South Africa is about to become the site of a global media event – possibly two – that will draw journalists from around the world over the next few months.

The trial of Oscar Pistorius, accused of murdering his fiancée Reeva Steenkamp last year, starts in a fortnight.

And it may be followed by the trial of Shrien Dewani, a British businessman who allegedly arranged the murder of his wife Anni in Cape Town in 2010.

But Dewani has been fighting a battle against an extradition order and, according to reports, still has two possible legal avenues to pursue. So the timing of his trial is uncertain.

The charges facing the two men highlight an ugly feature of South African life: violence against women, although Pistorius claims the shooting was all a tragic mistake, he shot Reeva thinking she was an intruder.
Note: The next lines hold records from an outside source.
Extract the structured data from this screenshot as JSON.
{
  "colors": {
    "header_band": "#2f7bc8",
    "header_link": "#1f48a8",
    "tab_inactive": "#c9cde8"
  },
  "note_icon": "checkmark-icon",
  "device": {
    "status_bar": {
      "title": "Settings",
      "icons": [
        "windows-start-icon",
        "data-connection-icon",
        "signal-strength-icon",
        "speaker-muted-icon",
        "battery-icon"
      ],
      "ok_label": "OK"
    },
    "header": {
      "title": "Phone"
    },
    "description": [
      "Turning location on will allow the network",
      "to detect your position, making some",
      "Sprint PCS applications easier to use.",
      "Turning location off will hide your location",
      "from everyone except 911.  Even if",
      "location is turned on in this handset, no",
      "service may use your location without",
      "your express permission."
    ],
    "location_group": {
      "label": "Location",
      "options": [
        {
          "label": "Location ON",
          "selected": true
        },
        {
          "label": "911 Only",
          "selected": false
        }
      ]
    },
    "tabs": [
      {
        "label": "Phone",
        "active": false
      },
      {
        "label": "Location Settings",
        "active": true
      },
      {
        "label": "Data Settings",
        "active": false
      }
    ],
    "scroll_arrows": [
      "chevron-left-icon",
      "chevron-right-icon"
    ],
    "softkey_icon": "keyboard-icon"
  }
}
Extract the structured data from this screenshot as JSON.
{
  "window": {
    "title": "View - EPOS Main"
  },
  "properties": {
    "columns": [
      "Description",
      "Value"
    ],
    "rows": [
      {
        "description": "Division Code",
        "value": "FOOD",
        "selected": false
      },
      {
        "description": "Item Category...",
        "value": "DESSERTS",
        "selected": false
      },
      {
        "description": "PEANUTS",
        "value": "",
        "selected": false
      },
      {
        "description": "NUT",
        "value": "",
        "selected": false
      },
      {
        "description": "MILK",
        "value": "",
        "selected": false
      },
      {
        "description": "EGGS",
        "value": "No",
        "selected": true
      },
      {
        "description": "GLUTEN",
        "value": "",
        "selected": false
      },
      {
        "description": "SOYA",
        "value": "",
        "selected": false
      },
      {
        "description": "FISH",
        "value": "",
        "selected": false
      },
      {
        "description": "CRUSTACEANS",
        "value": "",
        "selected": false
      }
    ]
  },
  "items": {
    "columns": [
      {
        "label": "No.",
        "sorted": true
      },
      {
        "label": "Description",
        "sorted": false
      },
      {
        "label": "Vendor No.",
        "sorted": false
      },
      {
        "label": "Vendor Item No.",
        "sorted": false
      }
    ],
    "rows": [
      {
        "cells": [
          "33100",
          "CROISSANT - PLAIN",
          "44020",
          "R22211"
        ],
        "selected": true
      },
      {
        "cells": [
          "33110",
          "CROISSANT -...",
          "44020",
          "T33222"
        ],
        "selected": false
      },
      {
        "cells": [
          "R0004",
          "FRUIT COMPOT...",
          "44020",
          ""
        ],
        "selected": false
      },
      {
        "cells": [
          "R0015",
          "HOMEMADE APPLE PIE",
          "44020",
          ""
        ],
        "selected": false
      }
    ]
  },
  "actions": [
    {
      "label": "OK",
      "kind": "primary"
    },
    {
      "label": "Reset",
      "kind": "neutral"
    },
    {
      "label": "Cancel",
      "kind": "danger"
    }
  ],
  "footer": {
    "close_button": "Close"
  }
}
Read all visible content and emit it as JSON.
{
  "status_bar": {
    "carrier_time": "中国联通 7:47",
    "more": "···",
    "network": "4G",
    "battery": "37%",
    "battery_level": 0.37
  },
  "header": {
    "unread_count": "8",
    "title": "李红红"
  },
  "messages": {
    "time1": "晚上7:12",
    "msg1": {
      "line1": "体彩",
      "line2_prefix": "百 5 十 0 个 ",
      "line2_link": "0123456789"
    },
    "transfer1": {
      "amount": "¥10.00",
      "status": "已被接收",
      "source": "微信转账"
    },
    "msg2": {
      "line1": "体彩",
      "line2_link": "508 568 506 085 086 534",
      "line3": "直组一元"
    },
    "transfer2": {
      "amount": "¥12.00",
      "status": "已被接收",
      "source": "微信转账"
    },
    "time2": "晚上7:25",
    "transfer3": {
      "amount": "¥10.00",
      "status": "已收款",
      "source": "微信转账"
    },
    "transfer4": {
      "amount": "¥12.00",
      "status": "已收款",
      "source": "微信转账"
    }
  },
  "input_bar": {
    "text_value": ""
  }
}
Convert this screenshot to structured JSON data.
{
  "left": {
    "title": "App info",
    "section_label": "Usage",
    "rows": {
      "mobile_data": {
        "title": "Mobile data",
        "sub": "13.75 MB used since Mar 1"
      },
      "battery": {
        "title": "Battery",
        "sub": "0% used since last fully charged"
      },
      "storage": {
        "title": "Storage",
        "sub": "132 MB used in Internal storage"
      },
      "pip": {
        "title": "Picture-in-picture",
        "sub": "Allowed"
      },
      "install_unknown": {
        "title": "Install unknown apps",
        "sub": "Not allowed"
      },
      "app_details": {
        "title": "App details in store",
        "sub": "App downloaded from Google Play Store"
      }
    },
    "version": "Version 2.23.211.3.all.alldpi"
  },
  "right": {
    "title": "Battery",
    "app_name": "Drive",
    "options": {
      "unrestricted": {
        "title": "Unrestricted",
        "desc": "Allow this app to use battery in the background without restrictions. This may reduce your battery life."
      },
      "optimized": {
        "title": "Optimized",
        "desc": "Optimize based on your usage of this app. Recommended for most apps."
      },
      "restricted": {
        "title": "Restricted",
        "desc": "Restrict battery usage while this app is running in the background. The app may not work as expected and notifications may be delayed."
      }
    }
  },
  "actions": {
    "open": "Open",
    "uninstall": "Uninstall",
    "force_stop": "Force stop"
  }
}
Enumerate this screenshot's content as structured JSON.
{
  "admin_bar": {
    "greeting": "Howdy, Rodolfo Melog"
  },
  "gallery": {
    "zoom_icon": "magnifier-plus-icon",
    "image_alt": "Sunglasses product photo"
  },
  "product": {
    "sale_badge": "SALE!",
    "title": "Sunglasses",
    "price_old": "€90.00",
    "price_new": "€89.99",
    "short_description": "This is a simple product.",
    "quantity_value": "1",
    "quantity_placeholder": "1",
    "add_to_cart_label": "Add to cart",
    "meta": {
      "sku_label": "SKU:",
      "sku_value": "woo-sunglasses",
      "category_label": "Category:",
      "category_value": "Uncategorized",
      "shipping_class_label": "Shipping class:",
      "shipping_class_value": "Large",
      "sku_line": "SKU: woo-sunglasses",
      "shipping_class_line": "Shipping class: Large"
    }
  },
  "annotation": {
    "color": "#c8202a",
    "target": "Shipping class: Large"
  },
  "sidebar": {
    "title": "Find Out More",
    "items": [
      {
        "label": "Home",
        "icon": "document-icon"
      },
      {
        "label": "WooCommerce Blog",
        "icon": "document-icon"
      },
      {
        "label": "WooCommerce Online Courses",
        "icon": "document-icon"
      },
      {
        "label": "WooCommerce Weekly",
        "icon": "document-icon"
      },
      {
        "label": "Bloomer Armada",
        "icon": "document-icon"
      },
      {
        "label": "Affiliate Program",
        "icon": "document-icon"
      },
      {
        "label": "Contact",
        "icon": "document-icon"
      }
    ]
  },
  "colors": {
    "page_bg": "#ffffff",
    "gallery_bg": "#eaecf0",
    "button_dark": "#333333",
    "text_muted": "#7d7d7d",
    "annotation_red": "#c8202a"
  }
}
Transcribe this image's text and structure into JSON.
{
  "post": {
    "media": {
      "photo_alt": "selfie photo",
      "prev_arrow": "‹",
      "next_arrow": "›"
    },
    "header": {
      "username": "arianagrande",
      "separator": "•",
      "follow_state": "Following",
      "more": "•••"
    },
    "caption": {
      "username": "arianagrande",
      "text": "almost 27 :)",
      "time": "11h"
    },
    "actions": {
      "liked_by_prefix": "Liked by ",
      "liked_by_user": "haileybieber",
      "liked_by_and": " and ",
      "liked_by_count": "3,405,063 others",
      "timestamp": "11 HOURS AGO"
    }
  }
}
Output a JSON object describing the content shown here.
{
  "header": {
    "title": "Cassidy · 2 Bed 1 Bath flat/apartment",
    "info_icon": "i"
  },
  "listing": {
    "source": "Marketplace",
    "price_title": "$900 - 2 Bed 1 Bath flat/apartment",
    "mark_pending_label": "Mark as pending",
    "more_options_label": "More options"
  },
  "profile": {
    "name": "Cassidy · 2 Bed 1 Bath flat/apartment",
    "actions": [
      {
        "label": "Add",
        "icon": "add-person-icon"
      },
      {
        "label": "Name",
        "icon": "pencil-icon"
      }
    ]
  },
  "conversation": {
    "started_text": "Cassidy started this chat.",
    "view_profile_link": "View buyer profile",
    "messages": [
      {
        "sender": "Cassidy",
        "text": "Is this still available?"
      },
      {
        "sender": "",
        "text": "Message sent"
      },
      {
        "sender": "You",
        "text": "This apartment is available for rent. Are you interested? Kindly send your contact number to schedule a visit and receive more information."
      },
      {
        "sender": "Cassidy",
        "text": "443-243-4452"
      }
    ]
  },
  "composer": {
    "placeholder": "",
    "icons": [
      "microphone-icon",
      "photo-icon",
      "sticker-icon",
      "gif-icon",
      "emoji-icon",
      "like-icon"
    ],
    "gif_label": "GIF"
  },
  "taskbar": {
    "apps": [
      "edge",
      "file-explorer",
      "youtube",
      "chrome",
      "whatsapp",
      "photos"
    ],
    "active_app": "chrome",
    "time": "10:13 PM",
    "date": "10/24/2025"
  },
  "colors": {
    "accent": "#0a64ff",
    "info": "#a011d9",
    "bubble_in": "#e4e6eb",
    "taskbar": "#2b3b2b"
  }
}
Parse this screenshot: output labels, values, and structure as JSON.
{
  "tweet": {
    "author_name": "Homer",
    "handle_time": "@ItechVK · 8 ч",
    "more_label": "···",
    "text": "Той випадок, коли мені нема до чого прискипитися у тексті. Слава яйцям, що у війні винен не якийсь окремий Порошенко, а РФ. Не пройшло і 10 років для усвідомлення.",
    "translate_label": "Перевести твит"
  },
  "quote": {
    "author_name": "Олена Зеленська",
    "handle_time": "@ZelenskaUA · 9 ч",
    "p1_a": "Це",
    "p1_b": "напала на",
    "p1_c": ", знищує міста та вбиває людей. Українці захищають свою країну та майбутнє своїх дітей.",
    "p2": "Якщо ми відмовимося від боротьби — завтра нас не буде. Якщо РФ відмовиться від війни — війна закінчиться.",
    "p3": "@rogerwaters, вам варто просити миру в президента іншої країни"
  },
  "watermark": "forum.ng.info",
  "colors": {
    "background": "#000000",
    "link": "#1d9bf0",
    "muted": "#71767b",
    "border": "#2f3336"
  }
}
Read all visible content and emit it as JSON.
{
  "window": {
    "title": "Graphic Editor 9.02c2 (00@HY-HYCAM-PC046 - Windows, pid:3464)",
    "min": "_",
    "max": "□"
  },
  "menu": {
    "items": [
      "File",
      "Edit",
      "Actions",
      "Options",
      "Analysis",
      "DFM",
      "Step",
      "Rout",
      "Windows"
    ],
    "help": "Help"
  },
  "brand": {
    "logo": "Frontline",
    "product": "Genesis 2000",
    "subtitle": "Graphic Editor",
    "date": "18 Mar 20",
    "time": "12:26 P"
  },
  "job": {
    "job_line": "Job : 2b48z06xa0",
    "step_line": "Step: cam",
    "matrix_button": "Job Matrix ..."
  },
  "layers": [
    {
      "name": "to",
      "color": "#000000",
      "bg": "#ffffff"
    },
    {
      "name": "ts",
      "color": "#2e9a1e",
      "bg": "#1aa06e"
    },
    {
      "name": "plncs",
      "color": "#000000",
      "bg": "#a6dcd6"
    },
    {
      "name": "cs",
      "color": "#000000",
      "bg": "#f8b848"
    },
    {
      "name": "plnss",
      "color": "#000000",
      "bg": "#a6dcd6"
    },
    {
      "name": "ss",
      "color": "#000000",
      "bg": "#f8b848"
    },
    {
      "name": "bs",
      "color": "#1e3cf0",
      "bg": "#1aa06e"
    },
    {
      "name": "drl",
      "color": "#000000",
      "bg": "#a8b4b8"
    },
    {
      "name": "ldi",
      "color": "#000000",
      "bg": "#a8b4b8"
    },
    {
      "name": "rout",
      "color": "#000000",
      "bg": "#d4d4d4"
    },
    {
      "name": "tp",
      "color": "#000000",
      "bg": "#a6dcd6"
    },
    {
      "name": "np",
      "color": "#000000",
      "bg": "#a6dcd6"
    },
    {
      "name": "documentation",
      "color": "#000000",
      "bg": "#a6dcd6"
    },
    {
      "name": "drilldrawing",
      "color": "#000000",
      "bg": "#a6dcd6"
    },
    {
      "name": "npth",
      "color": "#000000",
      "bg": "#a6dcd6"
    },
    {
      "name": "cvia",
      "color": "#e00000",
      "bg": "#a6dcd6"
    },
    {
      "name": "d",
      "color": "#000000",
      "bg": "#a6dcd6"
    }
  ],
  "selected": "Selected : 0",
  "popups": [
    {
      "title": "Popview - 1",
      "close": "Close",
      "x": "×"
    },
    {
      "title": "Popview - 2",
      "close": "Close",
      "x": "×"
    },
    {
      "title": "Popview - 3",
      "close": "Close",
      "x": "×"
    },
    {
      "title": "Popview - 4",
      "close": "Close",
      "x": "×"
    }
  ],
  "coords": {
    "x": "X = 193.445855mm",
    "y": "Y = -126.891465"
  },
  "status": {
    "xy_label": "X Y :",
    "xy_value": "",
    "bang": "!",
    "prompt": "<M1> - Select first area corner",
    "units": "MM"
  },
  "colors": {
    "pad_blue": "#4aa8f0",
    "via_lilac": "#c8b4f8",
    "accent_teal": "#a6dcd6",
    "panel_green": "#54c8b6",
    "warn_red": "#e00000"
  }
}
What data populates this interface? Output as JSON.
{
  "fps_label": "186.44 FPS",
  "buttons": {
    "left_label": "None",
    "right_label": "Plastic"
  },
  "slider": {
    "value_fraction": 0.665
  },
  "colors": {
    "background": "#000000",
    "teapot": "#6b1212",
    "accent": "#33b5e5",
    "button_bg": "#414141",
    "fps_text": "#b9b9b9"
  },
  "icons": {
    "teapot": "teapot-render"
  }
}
Media from as far as China have reportedly already started arriving in the country to cover the court case.

And as long as the trial – or trials – last, South Africa will be in the spotlight. Events on the southern tip of Africa, which might otherwise go unnoticed, will now be under closer scrutiny.

If the publicity is unfavourable, it will detract further from perceptions of the investment climate, which has already been damaged by violent strikes and community protests over the past 18 months.

Moody’s Investors Service commented last week: “The South African political scene has gotten noisier in recent years, heightening uncertainty about the direction of economic policy leading up to this year’s national election on May 7.”

Moody’s noted the government was under pressure and warned: “The predictability that has long characterised the macroeconomic policy framework – a fundamental component of the institutional strength ascribed to South Africa in our sovereign rating assessment – has been brought into question.”


Kristin Lindow, a senior vice-president at the ratings agency, said: “The presence of a left-wing alternative to the ANC could make it more difficult to stick to these policies and suppress discontent.

“Uncertainty over the extent to which these fundamental disagreements over the policy framework could lead to changes that might exacerbate an already downbeat investment climate was a factor behind our September 2012 downgrade of the government’s rating, to Baa1 from A3. It continues to contribute to our negative outlook.”

In other words, more downgrades could be coming our way, boosting the cost of the debt bill. Finance Minister Pravin Gordhan will no doubt do what he can next week (February 26) to improve the country’s image with another credible Budget.

But electioneering rhetoric leading up to the May poll is likely to have the opposite effect.

Economic policy is an intricate creation and if the design doesn’t fit the world as it is, the outcome can be counterproductive, if not chaotic.

Take Venezuela, which, under its former leader Hugo Chavez, was much admired by the Ecomonic Freedom Fighters’ Julius Malema, whose party is the biggest threat on the ANC’s left flank.

“Venezuela, the world’s fifth-largest oil producer, is a leading candidate for the next collapsed state,” according to a recent report in Canada’s Globe and Mail.

Chavez gained popularity when he used the revenue flows from oil to reduce poverty. Though he made gains in this direction his incoherent policies failed to make them sustainable.

The newspaper recorded: “Inflation is running at over 50 percent, a raging black market buys dollars at more than 10 times the official rate, domestic industry has all but shut down and there are critical shortages of many consumer staples.”

Confirmation that all is not well in that country comes from reports last week of protesters shot dead.

According to on Thursday, “at least four people have been killed, including a police officer, after thousands of Venezuelans opposing President Nicolás Maduro took to the streets of Caracas following two weeks of anti-government protests across the country”.

This outcome won’t prevent Malema from punting Chavez-type policies despite the fact that South Africa has no oil resources to fund them.